WHAT YOU ARE ASKED TO DO
Write the records out again. Match them exactly.

EXERCISE DATA

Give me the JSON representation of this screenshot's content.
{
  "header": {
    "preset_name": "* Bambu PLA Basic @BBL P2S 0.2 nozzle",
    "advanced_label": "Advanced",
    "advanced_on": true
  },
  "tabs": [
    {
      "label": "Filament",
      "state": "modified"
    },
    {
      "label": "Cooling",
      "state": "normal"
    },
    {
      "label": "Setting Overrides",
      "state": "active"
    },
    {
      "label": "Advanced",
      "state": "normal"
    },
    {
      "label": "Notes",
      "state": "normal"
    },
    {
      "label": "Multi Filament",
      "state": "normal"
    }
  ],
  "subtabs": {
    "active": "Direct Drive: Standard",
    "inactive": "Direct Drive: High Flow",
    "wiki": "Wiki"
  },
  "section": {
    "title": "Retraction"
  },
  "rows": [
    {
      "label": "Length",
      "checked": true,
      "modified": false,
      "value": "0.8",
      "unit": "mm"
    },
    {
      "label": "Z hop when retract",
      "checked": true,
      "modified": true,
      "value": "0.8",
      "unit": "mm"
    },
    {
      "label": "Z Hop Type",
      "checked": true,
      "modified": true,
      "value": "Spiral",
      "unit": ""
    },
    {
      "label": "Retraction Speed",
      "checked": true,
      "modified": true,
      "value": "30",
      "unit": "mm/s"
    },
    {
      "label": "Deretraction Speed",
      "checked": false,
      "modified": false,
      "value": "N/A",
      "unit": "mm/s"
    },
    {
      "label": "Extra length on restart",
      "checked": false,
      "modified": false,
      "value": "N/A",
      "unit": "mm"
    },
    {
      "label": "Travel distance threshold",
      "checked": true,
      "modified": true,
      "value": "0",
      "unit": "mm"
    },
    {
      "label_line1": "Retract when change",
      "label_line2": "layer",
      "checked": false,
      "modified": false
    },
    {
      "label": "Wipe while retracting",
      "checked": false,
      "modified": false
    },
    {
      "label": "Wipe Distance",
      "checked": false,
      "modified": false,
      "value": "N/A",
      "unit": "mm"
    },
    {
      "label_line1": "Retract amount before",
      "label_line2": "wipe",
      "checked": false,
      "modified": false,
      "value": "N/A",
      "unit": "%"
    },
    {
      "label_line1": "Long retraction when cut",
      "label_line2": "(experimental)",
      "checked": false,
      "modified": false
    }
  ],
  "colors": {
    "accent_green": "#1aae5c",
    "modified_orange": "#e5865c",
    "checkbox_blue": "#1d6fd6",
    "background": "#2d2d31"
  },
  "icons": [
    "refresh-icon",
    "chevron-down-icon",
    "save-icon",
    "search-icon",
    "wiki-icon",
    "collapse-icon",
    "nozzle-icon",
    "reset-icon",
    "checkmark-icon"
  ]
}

TASK RESULT
Give me the JSON representation of this screenshot's content.
{
  "header": {
    "preset_name": "* Bambu PLA Basic @BBL P2S 0.2 nozzle",
    "advanced_label": "Advanced",
    "advanced_on": true
  },
  "tabs": [
    {
      "label": "Filament",
      "state": "modified"
    },
    {
      "label": "Cooling",
      "state": "normal"
    },
    {
      "label": "Setting Overrides",
      "state": "active"
    },
    {
      "label": "Advanced",
      "state": "normal"
    },
    {
      "label": "Notes",
      "state": "normal"
    },
    {
      "label": "Multi Filament",
      "state": "normal"
    }
  ],
  "subtabs": {
    "active": "Direct Drive: Standard",
    "inactive": "Direct Drive: High Flow",
    "wiki": "Wiki"
  },
  "section": {
    "title": "Retraction"
  },
  "rows": [
    {
      "label": "Length",
      "checked": true,
      "modified": false,
      "value": "0.8",
      "unit": "mm"
    },
    {
      "label": "Z hop when retract",
      "checked": true,
      "modified": true,
      "value": "0.8",
      "unit": "mm"
    },
    {
      "label": "Z Hop Type",
      "checked": true,
      "modified": true,
      "value": "Spiral",
      "unit": ""
    },
    {
      "label": "Retraction Speed",
      "checked": true,
      "modified": true,
      "value": "30",
      "unit": "mm/s"
    },
    {
      "label": "Deretraction Speed",
      "checked": false,
      "modified": false,
      "value": "N/A",
      "unit": "mm/s"
    },
    {
      "label": "Extra length on restart",
      "checked": false,
      "modified": false,
      "value": "N/A",
      "unit": "mm"
    },
    {
      "label": "Travel distance threshold",
      "checked": true,
      "modified": true,
      "value": "0",
      "unit": "mm"
    },
    {
      "label_line1": "Retract when change",
      "label_line2": "layer",
      "checked": false,
      "modified": false
    },
    {
      "label": "Wipe while retracting",
      "checked": false,
      "modified": false
    },
    {
      "label": "Wipe Distance",
      "checked": false,
      "modified": false,
      "value": "N/A",
      "unit": "mm"
    },
    {
      "label_line1": "Retract amount before",
      "label_line2": "wipe",
      "checked": false,
      "modified": false,
      "value": "N/A",
      "unit": "%"
    },
    {
      "label_line1": "Long retraction when cut",
      "label_line2": "(experimental)",
      "checked": false,
      "modified": false
    }
  ],
  "colors": {
    "accent_green": "#1aae5c",
    "modified_orange": "#e5865c",
    "checkbox_blue": "#1d6fd6",
    "background": "#2d2d31"
  },
  "icons": [
    "refresh-icon",
    "chevron-down-icon",
    "save-icon",
    "search-icon",
    "wiki-icon",
    "collapse-icon",
    "nozzle-icon",
    "reset-icon",
    "checkmark-icon"
  ]
}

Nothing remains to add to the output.